You left your friend’s house after celebrating their birthday. While the cool night air clears your head some, you still feel fuzzy. You are confident that you can drive your car home with no problems.
A few minutes later, you stop and park your car — now, you are not so sure you can safely drive home. You see red and blue lights flashing behind you.
The officer can use probable cause
You were not driving. Your car was in park. Remember, this police officer was trained to use what they see, hear and even smell as evidence against you. They see your car parked at the curb. They hear the engine running. And they smell that alcohol on your breath.
All of these elements make up “probable cause.” By using this, the officer does have the right to question you.
What is “physical control?”
In your situation, you are in physical control of the vehicle, even though you were not actively driving it. The officer also observed the following:
- You were in the driver’s seat
- The keys were in the ignition
- Nobody else was in the car with you
This means that, if you are thinking of fighting this part of the charges against you, the judge will not accept them.
Your case is in the hands of the courts now
You are facing some stiff penalties. Even though the police officer never saw you driving down the road, they arrested you and took you to jail.
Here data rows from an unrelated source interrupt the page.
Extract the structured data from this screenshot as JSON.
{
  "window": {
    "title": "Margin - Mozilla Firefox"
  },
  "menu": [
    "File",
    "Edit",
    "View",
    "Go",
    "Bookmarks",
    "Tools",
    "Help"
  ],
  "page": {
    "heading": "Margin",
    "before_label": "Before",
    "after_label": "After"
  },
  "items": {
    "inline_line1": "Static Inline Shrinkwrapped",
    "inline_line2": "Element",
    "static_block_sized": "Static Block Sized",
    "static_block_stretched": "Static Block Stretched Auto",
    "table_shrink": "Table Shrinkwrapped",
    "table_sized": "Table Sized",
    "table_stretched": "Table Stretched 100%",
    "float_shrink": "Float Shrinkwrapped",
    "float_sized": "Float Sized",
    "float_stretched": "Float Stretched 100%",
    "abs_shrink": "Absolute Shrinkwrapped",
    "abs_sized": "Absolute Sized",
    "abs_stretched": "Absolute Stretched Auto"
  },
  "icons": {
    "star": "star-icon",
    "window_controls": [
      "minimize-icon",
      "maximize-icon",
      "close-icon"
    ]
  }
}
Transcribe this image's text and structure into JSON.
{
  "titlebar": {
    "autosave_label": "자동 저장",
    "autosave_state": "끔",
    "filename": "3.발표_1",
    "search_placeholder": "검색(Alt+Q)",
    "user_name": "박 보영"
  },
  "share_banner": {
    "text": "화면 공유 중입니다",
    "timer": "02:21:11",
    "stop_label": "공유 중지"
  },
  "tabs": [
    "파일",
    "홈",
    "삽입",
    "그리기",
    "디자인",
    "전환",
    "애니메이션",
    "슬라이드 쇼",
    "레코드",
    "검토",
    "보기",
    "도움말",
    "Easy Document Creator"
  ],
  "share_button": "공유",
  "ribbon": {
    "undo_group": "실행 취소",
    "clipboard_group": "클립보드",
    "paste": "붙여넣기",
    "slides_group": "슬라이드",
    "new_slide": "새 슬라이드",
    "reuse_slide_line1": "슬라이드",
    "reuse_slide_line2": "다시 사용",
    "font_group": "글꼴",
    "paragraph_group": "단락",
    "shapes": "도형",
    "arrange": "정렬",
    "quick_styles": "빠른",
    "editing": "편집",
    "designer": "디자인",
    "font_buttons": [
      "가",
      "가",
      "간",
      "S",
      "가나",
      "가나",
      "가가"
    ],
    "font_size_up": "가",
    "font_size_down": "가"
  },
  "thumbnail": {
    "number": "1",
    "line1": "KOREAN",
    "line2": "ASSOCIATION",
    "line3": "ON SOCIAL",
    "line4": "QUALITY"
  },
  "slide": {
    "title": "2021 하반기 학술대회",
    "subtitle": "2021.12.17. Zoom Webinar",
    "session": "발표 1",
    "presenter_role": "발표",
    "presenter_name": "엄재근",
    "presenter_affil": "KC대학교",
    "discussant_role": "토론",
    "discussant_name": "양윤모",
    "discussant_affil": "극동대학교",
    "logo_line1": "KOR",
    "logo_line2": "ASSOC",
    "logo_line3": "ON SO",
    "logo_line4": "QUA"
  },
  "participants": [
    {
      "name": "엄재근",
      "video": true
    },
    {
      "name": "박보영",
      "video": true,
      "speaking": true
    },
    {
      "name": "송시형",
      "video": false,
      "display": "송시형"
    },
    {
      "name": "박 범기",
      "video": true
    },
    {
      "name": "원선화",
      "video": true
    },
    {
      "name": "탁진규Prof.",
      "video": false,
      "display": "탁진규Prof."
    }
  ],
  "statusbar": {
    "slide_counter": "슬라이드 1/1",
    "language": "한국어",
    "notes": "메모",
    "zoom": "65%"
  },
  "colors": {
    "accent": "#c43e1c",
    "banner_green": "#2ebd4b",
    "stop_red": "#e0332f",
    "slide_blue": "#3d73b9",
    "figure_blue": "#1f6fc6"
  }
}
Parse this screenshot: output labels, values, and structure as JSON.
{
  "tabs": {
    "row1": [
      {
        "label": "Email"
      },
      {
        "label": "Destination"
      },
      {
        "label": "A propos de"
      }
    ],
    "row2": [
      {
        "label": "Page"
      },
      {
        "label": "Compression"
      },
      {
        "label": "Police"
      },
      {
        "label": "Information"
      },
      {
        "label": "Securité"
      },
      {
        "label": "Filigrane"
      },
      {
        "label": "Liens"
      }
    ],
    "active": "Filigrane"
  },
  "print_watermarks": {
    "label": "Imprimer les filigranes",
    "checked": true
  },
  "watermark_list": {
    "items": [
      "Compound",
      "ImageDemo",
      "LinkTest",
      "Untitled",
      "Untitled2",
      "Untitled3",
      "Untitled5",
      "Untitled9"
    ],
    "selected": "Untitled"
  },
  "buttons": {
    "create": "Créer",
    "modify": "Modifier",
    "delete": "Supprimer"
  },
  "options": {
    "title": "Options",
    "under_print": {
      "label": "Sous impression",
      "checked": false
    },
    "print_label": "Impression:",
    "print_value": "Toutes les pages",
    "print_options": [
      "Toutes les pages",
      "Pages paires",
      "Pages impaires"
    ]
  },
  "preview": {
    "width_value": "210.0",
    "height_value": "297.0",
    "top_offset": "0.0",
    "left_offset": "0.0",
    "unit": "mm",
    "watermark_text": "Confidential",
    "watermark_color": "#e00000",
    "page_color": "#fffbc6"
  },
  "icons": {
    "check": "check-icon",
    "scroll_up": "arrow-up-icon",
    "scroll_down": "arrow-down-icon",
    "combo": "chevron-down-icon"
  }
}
Learning everything you can about what can happen to you might help you to be proactive. Find out everything you can about the penalties you are facing.